I gave him a choice. Take $8K now or hire me for the next portion if his adventure. He took me up on taking the next path on his journey. It was a wise choice. I was cash poor at the moment he asked having spent close to $60,000. for outdoor LED TV screens.
I struggled for a few weeks trying to get him to own up to some short term goal. He came back with this two-fold idea:
- He did something called the Brooklyn Fishing Derby. It was a contest of who(m) might catch the largest fish from the East River. Yuck. Catch and release was the policy. • No one should ever have to eat a fish with three or more eyeballs. < no joke).
- He wanted to be a TV celebrity (documentary and journey style) so he could travel where he wanted, do as he pleased, fish, surf, play guitar, anywhere in the world and get paid for doing so.
I agreed to help him with #1 finding him a large Brooklyn beer sponsor ($25K) and then #2. He hired me to get these two things to happen. As a result of my efforts, the short term deal was— I would find a way to make him $60K as a result of my efforts, within the next 12 months. So if it worked, we would be settled up for the remaining $8K he had paid me for the failed Williamsburg TV, kiosk and video project.
Here’s what I did:
First, we designed an entire infrastructure for the sponsorship package he needed to launch The Brooklyn Fishing Derby. This included showing ways that a sponsorship inclusion opportunity would reach a certain number of people in Williamsburg (an ROI). Yes, fishing and beer go together.
We ran with headline: “Urban Anglers – Who Will Be Brooklyn’s Biggest Hooker?”
Secondly, was the TV celebrity idea and getting his travels filmed, broadcast and paid for by whatever network would pick him up when he was ready to escape NY or leave again.
I enrolled two other local Wburg experts to help with this: Lori Manning (she brought Ben to the title sponsor) and Rev. Spyro Poulos got Ben a TV program on Fx.
Spyro is an old high school nemesis of mine and an absolute mastermind of understanding Pop Culture, the structural and strategic components of the Advertising world and all the indy parts needed for a corporate sponsorship program. He happene to have an “in” at Fx.
Spyro set him up with his first Pilot program on PlumTV. Ben’s salary the first year was well into $45K range.
In two months, his total was $25K and $45K = $70K. These projects were parlayed to get his own TV show on the Cooking Channel called “Hook, Line and Dinner”.
Here’s Ben again as Dr. Claw,
the illegal lobsta roll
of Greenpoint | Brooklyn.
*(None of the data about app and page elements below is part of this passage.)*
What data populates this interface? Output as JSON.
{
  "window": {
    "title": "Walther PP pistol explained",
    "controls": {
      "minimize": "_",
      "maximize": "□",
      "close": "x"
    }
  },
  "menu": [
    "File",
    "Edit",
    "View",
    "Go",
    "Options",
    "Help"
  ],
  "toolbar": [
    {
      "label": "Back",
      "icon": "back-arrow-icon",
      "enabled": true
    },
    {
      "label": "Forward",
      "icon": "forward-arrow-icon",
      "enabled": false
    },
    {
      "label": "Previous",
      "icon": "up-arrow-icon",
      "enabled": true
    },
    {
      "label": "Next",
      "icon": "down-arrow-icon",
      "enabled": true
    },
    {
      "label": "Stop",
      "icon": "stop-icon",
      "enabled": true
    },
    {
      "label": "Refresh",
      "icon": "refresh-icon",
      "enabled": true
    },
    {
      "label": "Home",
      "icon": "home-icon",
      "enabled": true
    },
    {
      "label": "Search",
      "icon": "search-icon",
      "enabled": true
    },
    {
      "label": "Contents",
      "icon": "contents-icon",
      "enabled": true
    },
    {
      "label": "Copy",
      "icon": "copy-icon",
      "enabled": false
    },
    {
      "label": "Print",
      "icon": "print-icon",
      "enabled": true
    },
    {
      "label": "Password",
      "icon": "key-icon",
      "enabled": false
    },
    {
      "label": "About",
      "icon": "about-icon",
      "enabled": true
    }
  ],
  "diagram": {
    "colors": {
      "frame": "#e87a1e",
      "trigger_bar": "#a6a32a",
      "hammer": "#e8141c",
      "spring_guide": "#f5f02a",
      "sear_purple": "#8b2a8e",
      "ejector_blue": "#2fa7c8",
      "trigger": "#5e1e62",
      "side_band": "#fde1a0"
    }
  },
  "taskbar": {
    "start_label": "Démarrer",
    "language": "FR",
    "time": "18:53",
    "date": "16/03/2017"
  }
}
You can probably still get his awesome Greenpoint lobsta rolls if you call his cell. You have to wait around the corner by the rad wall and it’s cash only for the lobster roll handoff. Someone looking like this photo above will hand you a bag with the amount of lobsta rolls you ordered—please have exactly change only.
You’d only have to meet Ben once to know that he was destined to be on TV. Not only that but, he’s the type of guy who makes you feel more valuable about yourself by being in his company.
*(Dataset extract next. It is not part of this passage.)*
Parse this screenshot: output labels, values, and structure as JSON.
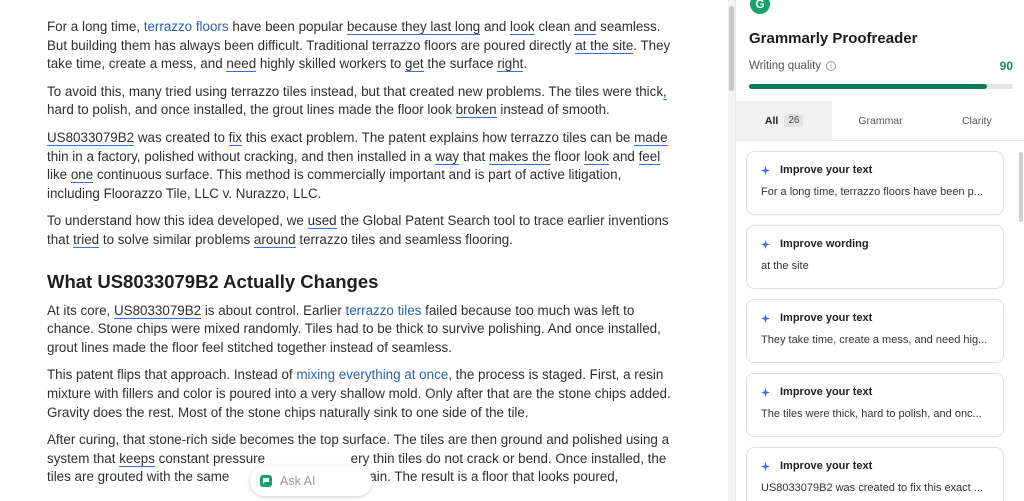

* * *
You already know
“It’s not what you know. It’s who you know.”
It’s like that. Some people have all the fixins for media stardom. Personally, I’m not that guy. I’m that producer guy that gets the job done. I’m always behind the curtain.
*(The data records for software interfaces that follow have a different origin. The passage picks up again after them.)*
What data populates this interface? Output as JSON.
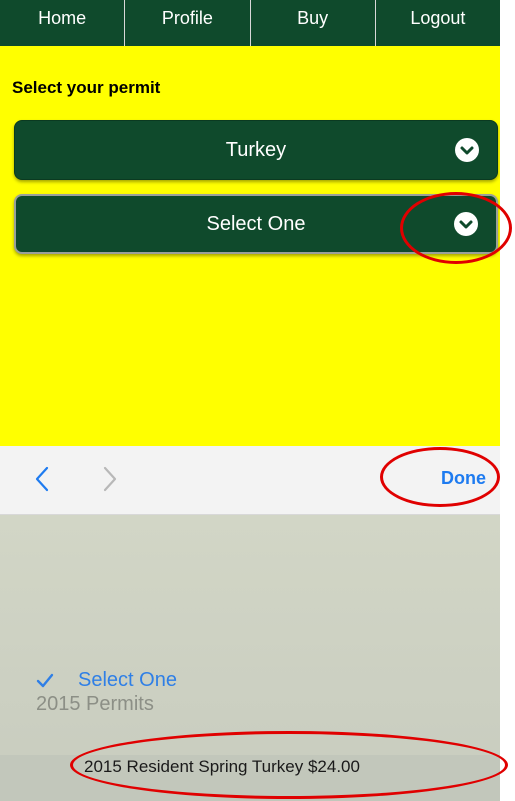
{
  "nav": {
    "items": [
      "Home",
      "Profile",
      "Buy",
      "Logout"
    ]
  },
  "page": {
    "heading": "Select your permit"
  },
  "selects": {
    "species": "Turkey",
    "permit": "Select One"
  },
  "toolbar": {
    "done_label": "Done",
    "prev_icon": "chevron-left-icon",
    "next_icon": "chevron-right-icon"
  },
  "picker": {
    "selected_option": "Select One",
    "group_label": "2015 Permits",
    "option": "2015 Resident Spring Turkey $24.00"
  },
  "colors": {
    "nav_bg": "#0f4a2c",
    "page_bg": "#ffff00",
    "accent": "#1e7bf0",
    "annotation": "#e00000"
  }
}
What’s new, Hollywood?
When we say…
BinkNyc transforms a company into a culture,
grows businesses into movements,
improving peoples’ lives.
We mean it.
[ Hey Ben, When you see this,
call Spyro and thank him
for the PlumTV gig. ]